One of the funnier moments happened during this informal chat, when Debbie asked a couple of the young guys "if they watched Corrie because of the hot young girls that are on the show". One of the guys promptly responded that he couldn't answer that question, because he was married, all the while showing everyone his wedding ring. While in the Junior Ranks Mess, I also met up with the son of one of the DownEast Streeters' most regular Pingers who, usually every summer, makes a special trip from out of province to attend our Summer Pingfest. We had a great discussion about Corrie and our last Ping.
By the time that we had finished with the Mess shots, the only thing that was left were those shoots outside. Mother Nature decided to finally cooperate with the shoot. The clouds cleared and sun came out, so it was off to the Flag Deck for the final shots of the day.
This is were Debbie Travis got her hands dirty, so to speak. These are the shots were she helped me with a flag hoist. For those who aren't familiar with this procedure, it is where several flags are connected together, and raised up the halyards (a halyard is a line that flags are hoisted up on naval ships). We had fun with this but we had to do this several times, with both close-ups of the flags being pulled out of the flag locker, to wide shots of Debbie raising the flags. I'm not going to tell you what the flags spell, but they do spell something special, and will be revealed on the documentary so you will have to tune in to find out what it spells.
The final shot of the day involved just Debbie Travis, and will actually be the first shot of this segment of the documentary. It is one of Debbie Travis introducing the segment with the tagline "Do real men watch Corrie". I will go on record and say emphatically YES!!.
This concluded the Corrie film shoot for the day, and it was 5pm! It was a great day; I had a wonderful time filming this segment for the "Corrie Crazy" documentary, and can't wait to see the final show when it airs in December. It has given me a greater appreciation of the making of a TV show, and how much hard work goes into its production. The amount of filming that is necessary to shoot just to be able to put together a segment that will be about 5 mins in length when it goes to air is tremendous.
I can't say enough about the crew and cast, who were able to put me at ease, and I hope were able to get the best out of me for the show. Debbie Travis was wonderful to work with too; she also put me at ease by being so down to earth and friendly. I am glad that I was given the opportunity to do this, it was a once in a lifetime experience. Yes, I would do it again, in a heartbeat! Many thanks to everyone involved, in making it a truly memorable day.

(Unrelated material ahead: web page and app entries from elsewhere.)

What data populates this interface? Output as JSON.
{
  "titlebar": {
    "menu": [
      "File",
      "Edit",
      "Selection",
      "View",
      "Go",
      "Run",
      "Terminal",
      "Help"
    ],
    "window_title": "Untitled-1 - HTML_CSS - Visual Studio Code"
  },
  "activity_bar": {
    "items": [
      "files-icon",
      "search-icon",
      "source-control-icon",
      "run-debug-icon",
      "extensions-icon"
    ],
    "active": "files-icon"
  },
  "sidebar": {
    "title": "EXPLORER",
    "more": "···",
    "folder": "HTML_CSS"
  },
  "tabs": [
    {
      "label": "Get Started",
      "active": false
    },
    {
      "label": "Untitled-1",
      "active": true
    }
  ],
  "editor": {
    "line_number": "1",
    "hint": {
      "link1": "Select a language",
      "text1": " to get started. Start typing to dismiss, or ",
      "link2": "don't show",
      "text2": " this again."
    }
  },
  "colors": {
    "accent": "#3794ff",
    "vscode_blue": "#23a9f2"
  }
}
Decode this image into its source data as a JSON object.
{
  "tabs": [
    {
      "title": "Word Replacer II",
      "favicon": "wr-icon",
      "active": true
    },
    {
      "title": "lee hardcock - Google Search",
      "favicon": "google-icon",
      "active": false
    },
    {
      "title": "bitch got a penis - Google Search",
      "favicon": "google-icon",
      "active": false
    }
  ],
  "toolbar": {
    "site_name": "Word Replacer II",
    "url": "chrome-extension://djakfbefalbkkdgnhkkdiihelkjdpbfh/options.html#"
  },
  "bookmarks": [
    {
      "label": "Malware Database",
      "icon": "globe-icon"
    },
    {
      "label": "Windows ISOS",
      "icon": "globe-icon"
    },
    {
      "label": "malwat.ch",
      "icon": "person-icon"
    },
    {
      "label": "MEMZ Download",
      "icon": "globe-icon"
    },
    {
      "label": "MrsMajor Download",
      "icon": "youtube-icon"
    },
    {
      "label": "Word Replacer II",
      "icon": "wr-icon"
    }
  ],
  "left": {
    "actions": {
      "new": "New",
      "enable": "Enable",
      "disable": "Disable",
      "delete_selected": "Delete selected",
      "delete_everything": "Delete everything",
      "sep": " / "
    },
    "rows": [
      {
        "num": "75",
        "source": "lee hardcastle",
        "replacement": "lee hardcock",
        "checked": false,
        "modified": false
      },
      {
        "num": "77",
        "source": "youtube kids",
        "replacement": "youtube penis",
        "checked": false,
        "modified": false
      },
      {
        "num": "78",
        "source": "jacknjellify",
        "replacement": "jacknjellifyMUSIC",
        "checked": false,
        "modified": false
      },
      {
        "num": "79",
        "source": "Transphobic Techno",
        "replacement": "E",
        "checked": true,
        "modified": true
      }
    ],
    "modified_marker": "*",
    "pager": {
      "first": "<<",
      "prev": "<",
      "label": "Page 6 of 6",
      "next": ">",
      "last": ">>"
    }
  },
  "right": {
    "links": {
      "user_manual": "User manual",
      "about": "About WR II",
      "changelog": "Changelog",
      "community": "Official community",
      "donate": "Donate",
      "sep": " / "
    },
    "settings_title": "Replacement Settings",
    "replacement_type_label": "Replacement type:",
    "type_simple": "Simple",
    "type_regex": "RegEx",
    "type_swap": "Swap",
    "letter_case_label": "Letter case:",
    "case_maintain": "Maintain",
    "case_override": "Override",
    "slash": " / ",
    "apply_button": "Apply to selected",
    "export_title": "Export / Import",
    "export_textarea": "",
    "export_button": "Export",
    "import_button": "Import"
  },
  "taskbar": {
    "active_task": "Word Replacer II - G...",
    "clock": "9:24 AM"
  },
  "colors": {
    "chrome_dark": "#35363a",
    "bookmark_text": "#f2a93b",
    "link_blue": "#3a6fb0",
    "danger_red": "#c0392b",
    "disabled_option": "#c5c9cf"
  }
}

Thanks for telling us about your day, Mark! I agree, it was a fantastic experience to be part of making this documentary. I can't wait to see it in December as well! December 9, everyone...Mark your Calendars!